[Dataset rows describing interfaces]
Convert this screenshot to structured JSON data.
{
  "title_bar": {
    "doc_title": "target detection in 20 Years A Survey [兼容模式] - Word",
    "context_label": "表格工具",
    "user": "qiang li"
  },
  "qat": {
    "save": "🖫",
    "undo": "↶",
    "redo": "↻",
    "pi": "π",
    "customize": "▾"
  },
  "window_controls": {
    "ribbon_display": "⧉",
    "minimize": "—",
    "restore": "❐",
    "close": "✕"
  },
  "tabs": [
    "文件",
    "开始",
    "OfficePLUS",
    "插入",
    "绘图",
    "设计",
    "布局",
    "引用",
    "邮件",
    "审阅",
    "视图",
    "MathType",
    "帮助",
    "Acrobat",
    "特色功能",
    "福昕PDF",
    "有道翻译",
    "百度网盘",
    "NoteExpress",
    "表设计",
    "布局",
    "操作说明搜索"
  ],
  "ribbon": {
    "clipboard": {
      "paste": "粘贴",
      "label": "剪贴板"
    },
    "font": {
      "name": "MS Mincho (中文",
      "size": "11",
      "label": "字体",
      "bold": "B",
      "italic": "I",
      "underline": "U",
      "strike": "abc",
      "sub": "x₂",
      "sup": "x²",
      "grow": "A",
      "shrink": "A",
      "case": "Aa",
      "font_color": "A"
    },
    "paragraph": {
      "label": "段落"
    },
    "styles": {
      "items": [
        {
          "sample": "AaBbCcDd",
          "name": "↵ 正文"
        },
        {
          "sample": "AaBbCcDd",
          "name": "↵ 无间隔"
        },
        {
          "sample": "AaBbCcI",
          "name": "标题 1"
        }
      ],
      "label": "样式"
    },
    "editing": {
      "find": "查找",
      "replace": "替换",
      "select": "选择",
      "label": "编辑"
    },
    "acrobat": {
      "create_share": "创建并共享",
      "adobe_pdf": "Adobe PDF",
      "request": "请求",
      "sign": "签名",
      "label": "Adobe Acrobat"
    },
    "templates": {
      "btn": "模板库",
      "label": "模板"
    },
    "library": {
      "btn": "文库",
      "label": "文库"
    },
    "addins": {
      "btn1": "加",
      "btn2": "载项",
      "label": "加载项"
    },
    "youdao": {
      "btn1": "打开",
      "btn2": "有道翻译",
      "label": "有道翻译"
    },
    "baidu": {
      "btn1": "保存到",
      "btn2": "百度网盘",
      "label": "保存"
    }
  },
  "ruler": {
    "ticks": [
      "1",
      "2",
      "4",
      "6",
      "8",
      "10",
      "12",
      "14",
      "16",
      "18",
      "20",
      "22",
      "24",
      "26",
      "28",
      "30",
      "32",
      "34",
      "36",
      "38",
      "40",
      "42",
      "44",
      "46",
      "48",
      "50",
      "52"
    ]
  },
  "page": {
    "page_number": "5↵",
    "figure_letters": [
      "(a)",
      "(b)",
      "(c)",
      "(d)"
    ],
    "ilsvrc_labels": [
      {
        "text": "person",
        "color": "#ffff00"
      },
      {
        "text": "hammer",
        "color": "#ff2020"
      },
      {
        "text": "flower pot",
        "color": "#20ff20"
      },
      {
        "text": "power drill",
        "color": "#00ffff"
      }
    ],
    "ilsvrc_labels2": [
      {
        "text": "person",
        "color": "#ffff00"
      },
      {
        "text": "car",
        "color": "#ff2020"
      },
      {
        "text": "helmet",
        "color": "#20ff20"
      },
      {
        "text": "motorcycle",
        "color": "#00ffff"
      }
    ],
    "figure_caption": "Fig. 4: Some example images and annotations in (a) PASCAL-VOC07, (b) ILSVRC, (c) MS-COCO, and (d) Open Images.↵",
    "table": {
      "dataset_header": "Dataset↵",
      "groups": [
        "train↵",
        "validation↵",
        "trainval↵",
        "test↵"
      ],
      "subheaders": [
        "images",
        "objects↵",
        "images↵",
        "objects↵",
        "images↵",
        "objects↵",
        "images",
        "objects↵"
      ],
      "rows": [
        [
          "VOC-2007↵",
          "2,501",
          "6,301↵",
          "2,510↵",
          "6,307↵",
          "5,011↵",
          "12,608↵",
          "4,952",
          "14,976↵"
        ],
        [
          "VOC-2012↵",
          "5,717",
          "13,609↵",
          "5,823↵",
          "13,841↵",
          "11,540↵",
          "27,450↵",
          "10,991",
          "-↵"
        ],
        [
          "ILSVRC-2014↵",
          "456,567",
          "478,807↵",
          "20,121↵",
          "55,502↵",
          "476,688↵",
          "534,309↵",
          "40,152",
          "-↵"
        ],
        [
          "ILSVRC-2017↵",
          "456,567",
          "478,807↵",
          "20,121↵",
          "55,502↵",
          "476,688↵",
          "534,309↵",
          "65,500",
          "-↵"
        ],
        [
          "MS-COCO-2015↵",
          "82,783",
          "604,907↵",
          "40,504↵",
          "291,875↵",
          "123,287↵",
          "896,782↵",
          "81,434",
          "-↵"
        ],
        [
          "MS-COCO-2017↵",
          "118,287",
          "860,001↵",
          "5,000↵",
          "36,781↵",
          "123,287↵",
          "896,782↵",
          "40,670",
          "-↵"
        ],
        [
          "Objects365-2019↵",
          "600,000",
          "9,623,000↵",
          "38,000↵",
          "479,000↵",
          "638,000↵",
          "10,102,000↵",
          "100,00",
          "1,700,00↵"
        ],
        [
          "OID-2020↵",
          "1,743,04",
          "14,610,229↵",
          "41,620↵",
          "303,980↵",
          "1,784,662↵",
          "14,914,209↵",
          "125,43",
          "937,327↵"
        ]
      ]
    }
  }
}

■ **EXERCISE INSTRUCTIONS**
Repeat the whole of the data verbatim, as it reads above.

■ **RESPONSE AREA**
Convert this screenshot to structured JSON data.
{
  "title_bar": {
    "doc_title": "target detection in 20 Years A Survey [兼容模式] - Word",
    "context_label": "表格工具",
    "user": "qiang li"
  },
  "qat": {
    "save": "🖫",
    "undo": "↶",
    "redo": "↻",
    "pi": "π",
    "customize": "▾"
  },
  "window_controls": {
    "ribbon_display": "⧉",
    "minimize": "—",
    "restore": "❐",
    "close": "✕"
  },
  "tabs": [
    "文件",
    "开始",
    "OfficePLUS",
    "插入",
    "绘图",
    "设计",
    "布局",
    "引用",
    "邮件",
    "审阅",
    "视图",
    "MathType",
    "帮助",
    "Acrobat",
    "特色功能",
    "福昕PDF",
    "有道翻译",
    "百度网盘",
    "NoteExpress",
    "表设计",
    "布局",
    "操作说明搜索"
  ],
  "ribbon": {
    "clipboard": {
      "paste": "粘贴",
      "label": "剪贴板"
    },
    "font": {
      "name": "MS Mincho (中文",
      "size": "11",
      "label": "字体",
      "bold": "B",
      "italic": "I",
      "underline": "U",
      "strike": "abc",
      "sub": "x₂",
      "sup": "x²",
      "grow": "A",
      "shrink": "A",
      "case": "Aa",
      "font_color": "A"
    },
    "paragraph": {
      "label": "段落"
    },
    "styles": {
      "items": [
        {
          "sample": "AaBbCcDd",
          "name": "↵ 正文"
        },
        {
          "sample": "AaBbCcDd",
          "name": "↵ 无间隔"
        },
        {
          "sample": "AaBbCcI",
          "name": "标题 1"
        }
      ],
      "label": "样式"
    },
    "editing": {
      "find": "查找",
      "replace": "替换",
      "select": "选择",
      "label": "编辑"
    },
    "acrobat": {
      "create_share": "创建并共享",
      "adobe_pdf": "Adobe PDF",
      "request": "请求",
      "sign": "签名",
      "label": "Adobe Acrobat"
    },
    "templates": {
      "btn": "模板库",
      "label": "模板"
    },
    "library": {
      "btn": "文库",
      "label": "文库"
    },
    "addins": {
      "btn1": "加",
      "btn2": "载项",
      "label": "加载项"
    },
    "youdao": {
      "btn1": "打开",
      "btn2": "有道翻译",
      "label": "有道翻译"
    },
    "baidu": {
      "btn1": "保存到",
      "btn2": "百度网盘",
      "label": "保存"
    }
  },
  "ruler": {
    "ticks": [
      "1",
      "2",
      "4",
      "6",
      "8",
      "10",
      "12",
      "14",
      "16",
      "18",
      "20",
      "22",
      "24",
      "26",
      "28",
      "30",
      "32",
      "34",
      "36",
      "38",
      "40",
      "42",
      "44",
      "46",
      "48",
      "50",
      "52"
    ]
  },
  "page": {
    "page_number": "5↵",
    "figure_letters": [
      "(a)",
      "(b)",
      "(c)",
      "(d)"
    ],
    "ilsvrc_labels": [
      {
        "text": "person",
        "color": "#ffff00"
      },
      {
        "text": "hammer",
        "color": "#ff2020"
      },
      {
        "text": "flower pot",
        "color": "#20ff20"
      },
      {
        "text": "power drill",
        "color": "#00ffff"
      }
    ],
    "ilsvrc_labels2": [
      {
        "text": "person",
        "color": "#ffff00"
      },
      {
        "text": "car",
        "color": "#ff2020"
      },
      {
        "text": "helmet",
        "color": "#20ff20"
      },
      {
        "text": "motorcycle",
        "color": "#00ffff"
      }
    ],
    "figure_caption": "Fig. 4: Some example images and annotations in (a) PASCAL-VOC07, (b) ILSVRC, (c) MS-COCO, and (d) Open Images.↵",
    "table": {
      "dataset_header": "Dataset↵",
      "groups": [
        "train↵",
        "validation↵",
        "trainval↵",
        "test↵"
      ],
      "subheaders": [
        "images",
        "objects↵",
        "images↵",
        "objects↵",
        "images↵",
        "objects↵",
        "images",
        "objects↵"
      ],
      "rows": [
        [
          "VOC-2007↵",
          "2,501",
          "6,301↵",
          "2,510↵",
          "6,307↵",
          "5,011↵",
          "12,608↵",
          "4,952",
          "14,976↵"
        ],
        [
          "VOC-2012↵",
          "5,717",
          "13,609↵",
          "5,823↵",
          "13,841↵",
          "11,540↵",
          "27,450↵",
          "10,991",
          "-↵"
        ],
        [
          "ILSVRC-2014↵",
          "456,567",
          "478,807↵",
          "20,121↵",
          "55,502↵",
          "476,688↵",
          "534,309↵",
          "40,152",
          "-↵"
        ],
        [
          "ILSVRC-2017↵",
          "456,567",
          "478,807↵",
          "20,121↵",
          "55,502↵",
          "476,688↵",
          "534,309↵",
          "65,500",
          "-↵"
        ],
        [
          "MS-COCO-2015↵",
          "82,783",
          "604,907↵",
          "40,504↵",
          "291,875↵",
          "123,287↵",
          "896,782↵",
          "81,434",
          "-↵"
        ],
        [
          "MS-COCO-2017↵",
          "118,287",
          "860,001↵",
          "5,000↵",
          "36,781↵",
          "123,287↵",
          "896,782↵",
          "40,670",
          "-↵"
        ],
        [
          "Objects365-2019↵",
          "600,000",
          "9,623,000↵",
          "38,000↵",
          "479,000↵",
          "638,000↵",
          "10,102,000↵",
          "100,00",
          "1,700,00↵"
        ],
        [
          "OID-2020↵",
          "1,743,04",
          "14,610,229↵",
          "41,620↵",
          "303,980↵",
          "1,784,662↵",
          "14,914,209↵",
          "125,43",
          "937,327↵"
        ]
      ]
    }
  }
}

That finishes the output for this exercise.